“If I received a song [for Only Human] that I didn’t write on and it was whiney or a bit depressing, I felt I wasn’t the character to sing it. Even if I listened to it in my own spare time, that’s not the message I want to send out as an artist.”
What’s more, she’s aware that her music has the potential to influence her fans, and that’s something she considers during the recording process.
“I always bear in mind that when I was growing up and I related to a song, it would mean so much to us. I would play it over and over and over just to feel good. I always try to put things on the album that I know people will relate to. Or I know that when I was 17, or 18, or 25, I would have related to.”
But it’s clear she’s still overwhelmed at the thought of her fans finding strength in the music she’s recorded.
“I know that feeling because I’ve experienced it personally,” she says. “But to be that to someone else is a hard thing to believe. But it’s the coolest part of all this.”
And when Fernandez-Versini is on stage, she puts her all into the performances, with intense dance routines – another element she’s aware of when selecting her final tracklists.
“I usually feel a groove or a movement,” she says. “And if I don’t, I know it’s not going to go on the record. I always enjoyed a visual artist growing up. I wanted the Beyoncés, the TLCs, the Britneys – people who moved and gave you entertainment. That made me feel more than just hearing a song. So if I don’t feel that instinct to want to dance, it’s not going to work.”
And as for a favourite routine, her heart is still firmly with her first solo release, “Fight for This Love”.
“It’s always going to have a special place because it’s the first song I did alone. It was what I wanted it to be, and what I wanted it to stand for.”
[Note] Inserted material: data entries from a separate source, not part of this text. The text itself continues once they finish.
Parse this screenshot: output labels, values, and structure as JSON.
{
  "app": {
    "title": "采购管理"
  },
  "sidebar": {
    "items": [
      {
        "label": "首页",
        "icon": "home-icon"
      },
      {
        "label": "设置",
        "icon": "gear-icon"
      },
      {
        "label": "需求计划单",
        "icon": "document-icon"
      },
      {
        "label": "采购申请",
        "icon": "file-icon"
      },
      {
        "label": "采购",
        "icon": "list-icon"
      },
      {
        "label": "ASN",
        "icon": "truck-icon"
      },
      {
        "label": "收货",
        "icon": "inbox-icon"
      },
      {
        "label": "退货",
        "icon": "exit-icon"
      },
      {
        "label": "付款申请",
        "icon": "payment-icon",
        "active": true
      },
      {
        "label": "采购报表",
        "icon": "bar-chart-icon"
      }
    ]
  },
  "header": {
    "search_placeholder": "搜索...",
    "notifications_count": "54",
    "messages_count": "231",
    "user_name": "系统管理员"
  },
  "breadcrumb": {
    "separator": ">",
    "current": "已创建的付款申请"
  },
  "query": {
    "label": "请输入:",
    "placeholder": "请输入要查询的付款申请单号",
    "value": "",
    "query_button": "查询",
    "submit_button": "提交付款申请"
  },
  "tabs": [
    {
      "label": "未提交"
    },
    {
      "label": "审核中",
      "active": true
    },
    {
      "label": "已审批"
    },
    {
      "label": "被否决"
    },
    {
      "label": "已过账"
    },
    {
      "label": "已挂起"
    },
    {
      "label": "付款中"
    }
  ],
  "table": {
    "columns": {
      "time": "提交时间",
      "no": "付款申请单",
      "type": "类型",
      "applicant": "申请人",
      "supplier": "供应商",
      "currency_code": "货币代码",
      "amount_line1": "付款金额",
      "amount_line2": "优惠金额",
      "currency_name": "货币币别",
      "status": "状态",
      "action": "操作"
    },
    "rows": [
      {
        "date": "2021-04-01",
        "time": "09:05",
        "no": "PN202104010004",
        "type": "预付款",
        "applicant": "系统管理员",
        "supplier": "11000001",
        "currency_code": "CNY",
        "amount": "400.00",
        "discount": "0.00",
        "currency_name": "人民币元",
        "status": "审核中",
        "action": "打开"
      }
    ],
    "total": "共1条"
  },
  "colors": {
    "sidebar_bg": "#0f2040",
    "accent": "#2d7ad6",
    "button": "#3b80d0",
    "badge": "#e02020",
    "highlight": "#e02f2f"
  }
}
It seems fitting that her first solo performance of “Fight for This Love” was on the X Factor stage, because four years later she’s now come full circle by triumphantly rejoining the programme’s panel.
“I’m in it for the right reasons,” Fernandez-Versini says of her role on the show. “I’m not a tactical player. I’m not wishing for other acts in my category. Obviously I believe in my two girls, and I do believe I have the winner. But when I watch other acts, I think, ‘Wow, if you won you’d be deserving of it.’ I’m just going to play it week by week and do the best I can for the girls.”
One thing that hasn’t changed since her time away is her love/hate relationship with Simon Cowell. Is she annoyed by the fact that he’s stolen her signature salute and does it at the start of every live show?
“Yes,” she replies. “It’s really annoying. And now he’s trying to stop me doing it! But it just goes to show he obviously thinks it’s cool, so I’ll just take it as a compliment. He needs to steal that. He steals lines that I say, he steals my water. He’s a muppet.”
Joking aside, the show propels its judges to extreme levels of fame and scrutiny. How does she cope with the attention she receives and her status as a role model for millions of women?
“I try not to think of myself as anything other than who I am,” she says. “And I hope that who I am is relatable. I just hope that even when I do bad things, people see how I handle it and that’s good. And when I do good things, I hope that’s an inspiration. People see the mistakes I make in life. I’m human. People do make mistakes.”
With an air of complete sincerity, after dealing with so much of her life – personally and professionally – in the glare of the public eye, the new self-assured Cheryl concludes: “Not everything is going to be right. Not everything is going to work out. It’s the way you handle things that matters.”